Top of WORKING DATA

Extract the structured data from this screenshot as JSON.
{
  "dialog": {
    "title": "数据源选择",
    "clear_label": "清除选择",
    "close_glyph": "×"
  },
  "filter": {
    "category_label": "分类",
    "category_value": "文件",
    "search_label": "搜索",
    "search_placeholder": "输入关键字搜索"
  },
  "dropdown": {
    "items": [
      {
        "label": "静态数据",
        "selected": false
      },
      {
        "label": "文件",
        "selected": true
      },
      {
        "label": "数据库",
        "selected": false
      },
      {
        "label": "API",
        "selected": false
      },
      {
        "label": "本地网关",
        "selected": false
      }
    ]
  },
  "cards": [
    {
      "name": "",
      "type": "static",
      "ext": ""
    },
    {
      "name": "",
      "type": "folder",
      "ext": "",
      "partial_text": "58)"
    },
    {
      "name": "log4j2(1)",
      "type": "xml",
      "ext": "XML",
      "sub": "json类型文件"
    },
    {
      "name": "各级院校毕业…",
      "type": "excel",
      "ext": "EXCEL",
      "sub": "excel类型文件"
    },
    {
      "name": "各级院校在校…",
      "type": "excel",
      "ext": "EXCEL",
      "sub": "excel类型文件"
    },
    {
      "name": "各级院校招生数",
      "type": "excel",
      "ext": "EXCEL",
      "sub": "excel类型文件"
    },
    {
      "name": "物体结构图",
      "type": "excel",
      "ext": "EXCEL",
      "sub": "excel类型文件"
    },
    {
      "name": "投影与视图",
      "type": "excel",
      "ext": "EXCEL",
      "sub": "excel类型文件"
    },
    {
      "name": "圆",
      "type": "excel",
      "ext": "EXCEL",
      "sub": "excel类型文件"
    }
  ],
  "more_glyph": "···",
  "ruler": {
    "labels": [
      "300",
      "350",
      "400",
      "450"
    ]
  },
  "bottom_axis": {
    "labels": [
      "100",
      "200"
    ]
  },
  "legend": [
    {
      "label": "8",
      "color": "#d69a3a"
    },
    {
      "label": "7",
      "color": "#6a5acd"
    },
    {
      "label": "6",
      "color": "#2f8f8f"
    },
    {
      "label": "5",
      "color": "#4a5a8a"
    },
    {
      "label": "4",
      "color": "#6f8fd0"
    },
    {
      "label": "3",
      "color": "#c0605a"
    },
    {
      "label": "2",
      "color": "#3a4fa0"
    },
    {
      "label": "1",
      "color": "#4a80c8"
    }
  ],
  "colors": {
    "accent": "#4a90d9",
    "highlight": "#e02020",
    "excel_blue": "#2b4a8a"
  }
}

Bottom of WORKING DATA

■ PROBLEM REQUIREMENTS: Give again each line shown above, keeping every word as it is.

■ TASK RESPONSE:
Extract the structured data from this screenshot as JSON.
{
  "dialog": {
    "title": "数据源选择",
    "clear_label": "清除选择",
    "close_glyph": "×"
  },
  "filter": {
    "category_label": "分类",
    "category_value": "文件",
    "search_label": "搜索",
    "search_placeholder": "输入关键字搜索"
  },
  "dropdown": {
    "items": [
      {
        "label": "静态数据",
        "selected": false
      },
      {
        "label": "文件",
        "selected": true
      },
      {
        "label": "数据库",
        "selected": false
      },
      {
        "label": "API",
        "selected": false
      },
      {
        "label": "本地网关",
        "selected": false
      }
    ]
  },
  "cards": [
    {
      "name": "",
      "type": "static",
      "ext": ""
    },
    {
      "name": "",
      "type": "folder",
      "ext": "",
      "partial_text": "58)"
    },
    {
      "name": "log4j2(1)",
      "type": "xml",
      "ext": "XML",
      "sub": "json类型文件"
    },
    {
      "name": "各级院校毕业…",
      "type": "excel",
      "ext": "EXCEL",
      "sub": "excel类型文件"
    },
    {
      "name": "各级院校在校…",
      "type": "excel",
      "ext": "EXCEL",
      "sub": "excel类型文件"
    },
    {
      "name": "各级院校招生数",
      "type": "excel",
      "ext": "EXCEL",
      "sub": "excel类型文件"
    },
    {
      "name": "物体结构图",
      "type": "excel",
      "ext": "EXCEL",
      "sub": "excel类型文件"
    },
    {
      "name": "投影与视图",
      "type": "excel",
      "ext": "EXCEL",
      "sub": "excel类型文件"
    },
    {
      "name": "圆",
      "type": "excel",
      "ext": "EXCEL",
      "sub": "excel类型文件"
    }
  ],
  "more_glyph": "···",
  "ruler": {
    "labels": [
      "300",
      "350",
      "400",
      "450"
    ]
  },
  "bottom_axis": {
    "labels": [
      "100",
      "200"
    ]
  },
  "legend": [
    {
      "label": "8",
      "color": "#d69a3a"
    },
    {
      "label": "7",
      "color": "#6a5acd"
    },
    {
      "label": "6",
      "color": "#2f8f8f"
    },
    {
      "label": "5",
      "color": "#4a5a8a"
    },
    {
      "label": "4",
      "color": "#6f8fd0"
    },
    {
      "label": "3",
      "color": "#c0605a"
    },
    {
      "label": "2",
      "color": "#3a4fa0"
    },
    {
      "label": "1",
      "color": "#4a80c8"
    }
  ],
  "colors": {
    "accent": "#4a90d9",
    "highlight": "#e02020",
    "excel_blue": "#2b4a8a"
  }
}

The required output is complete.